At any rate, these would be fearsome-looking soldiers, and not particularly small, either: “Movie” chimps are almost always babies: Adult male chimpanzees can reach five feet tall and 200 pounds. Hybridized with humans, they’d be slightly shorter than men, heavily built, and of course grotesquely, terrifyingly ugly: I could easily imagine negative morale effects on units facing these creatures for the first time. And this of course only applies to human/chimpanzee hybrids: Human/gorilla hybrids would only be more massive and more horrible.

But ultimately, the ape-men would be poor fighters in most WW2 environments. Based on established Soviet doctrine, the Red Army would use them primarily in large human-wave (or aemi-human wave, I should say) assaults, And we know how those work: Well-commanded and entrenched units would simply wipe them out. I think they would do very well individually as suicide-bomber tank-killers, in the same way that the Red Army used bomb-bearing dogs against German panzers. Suicide-bombing as a policy—I note in passing—is always a symptom of dehumanization. But overall, I think the ape-man units would constitute a fringe of cannon-fodder that wouldn’t be missed, and would be easily replaced.

That’s the funny thing about it: The Red Army’s standard use of many of its ordinary, regular, 100% human troops in the actual Second World War differed little from most of the hypothetical ways they would have used ape-men: The suicidal human-wave attacks, the insistence on cruelty and mercilessness, even the infamous Ilya Ehrenburg radio broadcasts in 1945 inciting the rape of German women as a policy: This is what you use animal troops for, not men. In the final analysis, the ape-man experiments are both a compelling metaphor, and a valuable insight into the psychology of totalitarianism:
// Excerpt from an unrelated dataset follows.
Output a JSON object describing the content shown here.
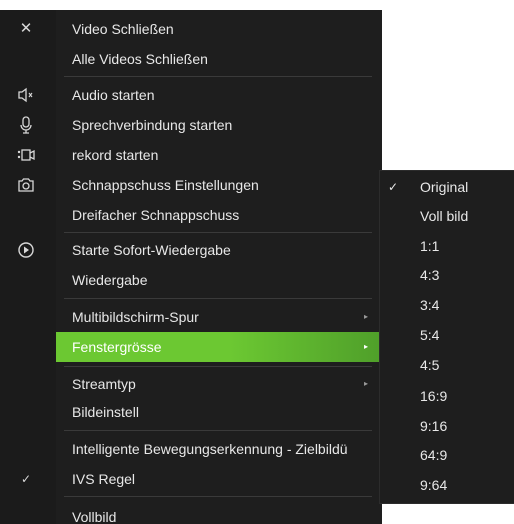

The human-ape hybrids as envisioned by Stalin are in many ways the ideal citizens of the authoritarian state: “…insensitive to pain…indifferent about the quality of food they eat." Complaining is a symptom of freedom; even jailed prisoners complain. During the Stalin era, complaining about even the simplest things—the quality of government-supplied food, for example—was a criminal, often a capital, offence. It makes sense that Stalin would envision, with apparent great relish, a citizenry whose only needs were animal ones and which never, ever complained.

And if I can digress one more time, I’m also thinking that Stalin would have really, really hated simulation gaming. He would have considered it an indirect rebuke—a complaint, if you will—against the military and the government: So you’re saying that you could have commanded the army better than Comrade Stalin? Is that what you’re saying?

The ape-man, in short, is the totalitarian state’s criticism of the rest of us. It is very fortunate for us, all of us, that he never existed.

Comments: Post a Comment

This page is powered by Blogger. Isn't yours?